Cocoa is grown by over 49,000 families. This constitutes over 90% of the total cocoa producers across the country. Cocoa is grown in many parts of the country. The cocoa export is also the main source of foreign exchange through repatriation trade policy enforcement by the Ministry of Trade and Industry.

While Cocoa is a raw material for the manufacturing of cocoa drink, chocolate, cocoa butter and cocoa oil, preparation of illicit gin, use in the preparation of soap and other uses, little domestic use for cocoa is found in the main producing areas of Sierra Leone, where the emphasis is mainly on export. There are however, some local uses which seem to be fairly general in Sierra Leone.




Is one of the two major cash crops (coffee and cocoa) of Sierra Leone. It mainly grows in the tropical rainforest areas of the Eastern and Southern provinces of the country, more dominantly in Bo, Kenema, Kailhahun, Kono, Moyamba and Pujuhem districts. To some extent, coffee also grows in the Northern Province mainly in Tonkolili and Koindugu districts. During the pre - civil war period, the volume of export was reportedly as high as 15,000 metric tons. After the devastating civil war that took place between 1991 and 2002, however, the production has abruptly dropped down to between 1000 and 3000 metric tons. As a consequence of the civil war, the coffee producing families in these major coffee growing areas were almost entirely displaced and the coffee farms were neglected or abandoned.

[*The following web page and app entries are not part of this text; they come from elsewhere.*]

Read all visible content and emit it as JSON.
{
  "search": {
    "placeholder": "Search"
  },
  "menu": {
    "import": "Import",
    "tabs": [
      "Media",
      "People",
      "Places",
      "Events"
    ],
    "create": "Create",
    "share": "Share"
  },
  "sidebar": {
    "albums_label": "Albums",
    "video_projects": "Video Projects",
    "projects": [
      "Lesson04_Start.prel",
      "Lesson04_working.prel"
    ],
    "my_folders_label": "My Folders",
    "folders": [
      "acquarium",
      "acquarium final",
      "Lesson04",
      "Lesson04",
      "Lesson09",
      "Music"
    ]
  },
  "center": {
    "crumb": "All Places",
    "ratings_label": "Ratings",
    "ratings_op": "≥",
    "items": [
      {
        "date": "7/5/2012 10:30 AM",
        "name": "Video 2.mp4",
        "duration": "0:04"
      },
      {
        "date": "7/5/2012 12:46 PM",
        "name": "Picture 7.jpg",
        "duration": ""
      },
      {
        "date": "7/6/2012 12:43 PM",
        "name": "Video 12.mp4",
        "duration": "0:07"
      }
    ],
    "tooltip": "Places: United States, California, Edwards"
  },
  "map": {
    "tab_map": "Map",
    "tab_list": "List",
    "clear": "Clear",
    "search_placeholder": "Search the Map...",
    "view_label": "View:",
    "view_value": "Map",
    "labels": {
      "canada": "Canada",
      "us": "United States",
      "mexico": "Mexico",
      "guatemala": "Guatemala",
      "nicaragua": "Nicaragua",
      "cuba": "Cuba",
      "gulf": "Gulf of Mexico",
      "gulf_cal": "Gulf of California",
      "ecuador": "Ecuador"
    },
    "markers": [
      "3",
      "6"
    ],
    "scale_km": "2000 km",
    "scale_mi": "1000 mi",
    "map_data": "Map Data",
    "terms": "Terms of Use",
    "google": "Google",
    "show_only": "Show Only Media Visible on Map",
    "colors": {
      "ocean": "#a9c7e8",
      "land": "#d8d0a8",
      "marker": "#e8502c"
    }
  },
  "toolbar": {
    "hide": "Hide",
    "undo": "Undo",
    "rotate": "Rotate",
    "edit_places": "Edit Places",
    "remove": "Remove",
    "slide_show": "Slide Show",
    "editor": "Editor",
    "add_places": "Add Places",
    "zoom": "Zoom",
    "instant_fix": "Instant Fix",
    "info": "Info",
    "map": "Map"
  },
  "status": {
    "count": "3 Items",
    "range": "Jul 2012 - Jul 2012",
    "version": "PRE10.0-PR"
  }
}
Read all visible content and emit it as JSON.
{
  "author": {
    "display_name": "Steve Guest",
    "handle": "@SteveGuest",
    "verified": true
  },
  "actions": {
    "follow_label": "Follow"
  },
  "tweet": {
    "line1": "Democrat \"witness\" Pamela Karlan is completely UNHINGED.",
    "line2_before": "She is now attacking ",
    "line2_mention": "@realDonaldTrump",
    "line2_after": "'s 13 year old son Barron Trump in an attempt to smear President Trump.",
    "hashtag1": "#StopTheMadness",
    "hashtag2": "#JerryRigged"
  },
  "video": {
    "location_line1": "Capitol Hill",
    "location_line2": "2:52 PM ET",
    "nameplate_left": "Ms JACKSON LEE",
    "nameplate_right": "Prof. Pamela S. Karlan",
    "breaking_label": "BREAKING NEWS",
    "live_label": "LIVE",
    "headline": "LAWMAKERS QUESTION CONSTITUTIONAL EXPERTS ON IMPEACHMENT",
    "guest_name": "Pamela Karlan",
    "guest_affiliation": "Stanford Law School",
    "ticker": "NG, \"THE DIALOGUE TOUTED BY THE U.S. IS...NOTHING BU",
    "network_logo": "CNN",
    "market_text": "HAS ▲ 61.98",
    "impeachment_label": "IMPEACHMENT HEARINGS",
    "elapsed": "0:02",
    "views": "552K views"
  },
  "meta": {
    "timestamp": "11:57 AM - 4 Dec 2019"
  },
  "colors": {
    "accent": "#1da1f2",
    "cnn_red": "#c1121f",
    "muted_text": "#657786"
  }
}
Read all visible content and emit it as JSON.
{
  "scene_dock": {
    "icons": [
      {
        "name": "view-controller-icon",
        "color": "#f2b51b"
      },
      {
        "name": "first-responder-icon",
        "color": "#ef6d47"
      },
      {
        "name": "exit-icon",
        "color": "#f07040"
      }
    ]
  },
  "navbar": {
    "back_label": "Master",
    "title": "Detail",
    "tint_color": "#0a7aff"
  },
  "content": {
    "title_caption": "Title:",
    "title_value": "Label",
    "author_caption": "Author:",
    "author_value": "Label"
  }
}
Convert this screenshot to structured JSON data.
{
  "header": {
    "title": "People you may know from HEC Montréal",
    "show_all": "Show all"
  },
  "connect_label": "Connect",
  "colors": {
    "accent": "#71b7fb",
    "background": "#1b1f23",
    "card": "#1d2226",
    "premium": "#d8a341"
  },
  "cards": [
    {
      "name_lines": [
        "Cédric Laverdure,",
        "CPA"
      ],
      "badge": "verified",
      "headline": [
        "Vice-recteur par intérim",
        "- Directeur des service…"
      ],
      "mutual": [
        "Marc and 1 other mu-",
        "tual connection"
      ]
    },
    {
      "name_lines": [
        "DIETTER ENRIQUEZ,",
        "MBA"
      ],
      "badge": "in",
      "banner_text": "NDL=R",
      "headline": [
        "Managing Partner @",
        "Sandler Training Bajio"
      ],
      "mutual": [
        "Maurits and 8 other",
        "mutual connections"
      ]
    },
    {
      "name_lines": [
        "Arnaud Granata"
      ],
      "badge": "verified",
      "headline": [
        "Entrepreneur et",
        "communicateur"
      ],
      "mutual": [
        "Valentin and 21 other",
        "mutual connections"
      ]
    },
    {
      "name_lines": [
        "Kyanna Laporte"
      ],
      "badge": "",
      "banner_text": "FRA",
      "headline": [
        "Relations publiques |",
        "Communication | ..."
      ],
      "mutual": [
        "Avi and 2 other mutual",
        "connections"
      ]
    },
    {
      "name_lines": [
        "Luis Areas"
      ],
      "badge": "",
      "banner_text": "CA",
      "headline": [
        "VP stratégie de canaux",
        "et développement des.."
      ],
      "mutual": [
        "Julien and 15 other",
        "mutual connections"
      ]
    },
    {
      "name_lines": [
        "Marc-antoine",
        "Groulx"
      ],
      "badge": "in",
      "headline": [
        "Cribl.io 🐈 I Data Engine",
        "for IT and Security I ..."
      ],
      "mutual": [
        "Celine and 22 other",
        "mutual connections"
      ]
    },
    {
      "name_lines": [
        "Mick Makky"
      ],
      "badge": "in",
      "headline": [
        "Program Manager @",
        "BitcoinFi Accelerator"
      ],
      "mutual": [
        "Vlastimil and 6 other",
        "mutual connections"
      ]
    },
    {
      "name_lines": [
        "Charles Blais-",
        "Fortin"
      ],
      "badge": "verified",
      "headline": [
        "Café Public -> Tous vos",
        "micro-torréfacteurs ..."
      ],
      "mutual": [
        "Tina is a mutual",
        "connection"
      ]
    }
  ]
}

Sierra Leone has large areas of land that have been judged to be suitable for coffee production approximately 191,000 acres or 76400 ha though it remains to be seen whether there will be investment to increase coffee planting. Most districts in the Eastern and Northern Provinces and some districts in the Northern Province are the major potential areas for the expansion of coffee production. Most of these areas are currently fallow since the rural areas are sparsely populated.


Cashew nuts

Cultivation in Sierra Leone was started in the late 1980s, when a 600 hectares cashew plantation was established in Kambia District by the Magbema Cashew Farmers Association, with additional trees being planted by one hundred or so out growers. As of January 2005, about 3,600 hectares of cashew trees existed, mostly in the northern and western parts of the country, of which about 1,200 hectares were bearing fruit.

In 2017, Balmed has started to source cashew nuts from smallholder farmers in Sierra Leone. This was the first time ever, cashew were exported officially from Sierra Leone. The country offers excellent opportunities in the cashew sector, for cashew production and processing. Balmed is currently establishing a fully traceable cashew value chain for improved quality and increased income for rural farmers. Within the next years, most recently, cashew has been seen as a potentially attractive cash crop even in the traditional cocoa areas in eastern part of the country. Local farmers seemed to be keen to start or expand cashew production.

Cashew plantation represents an important resource for communities. Its drought tolerance and ability to grow better in tropical environments made it very suitable for the local ecology of Northern districts of Sierra Leone. Indeed, cashew plantations are mitigating the climate situation and it is convincing to have cashew based agroforestry in the deforested land.

In 2020, 2,000 farmers, thanks to the support provided by COOPI, harvested 400 MT of cashew nuts.

Today, cashew is a popular crop and all farmers want to start cashew plantations. During the last three years COOPI distributed 900,000 seedlings to plant in 9,000 hectares of land. Cashew plantation is increasing gradually.  A higher production means higher export potential. In 2018, Sierra Leone exported 62,5 MT of cashew nuts to Europe for the first time. Up to today, around 40,000 hectares of cashew plantation were established in the whole country.

Sustainable online market for farmers (SOMF) aims to promote local products from Sierra Leone and Tunisia with the objectives of focusing and working with vulnerable communities that are working on these products to promote their production activities. This is done to increase agricultural production and opportunities to link the market of the two countries.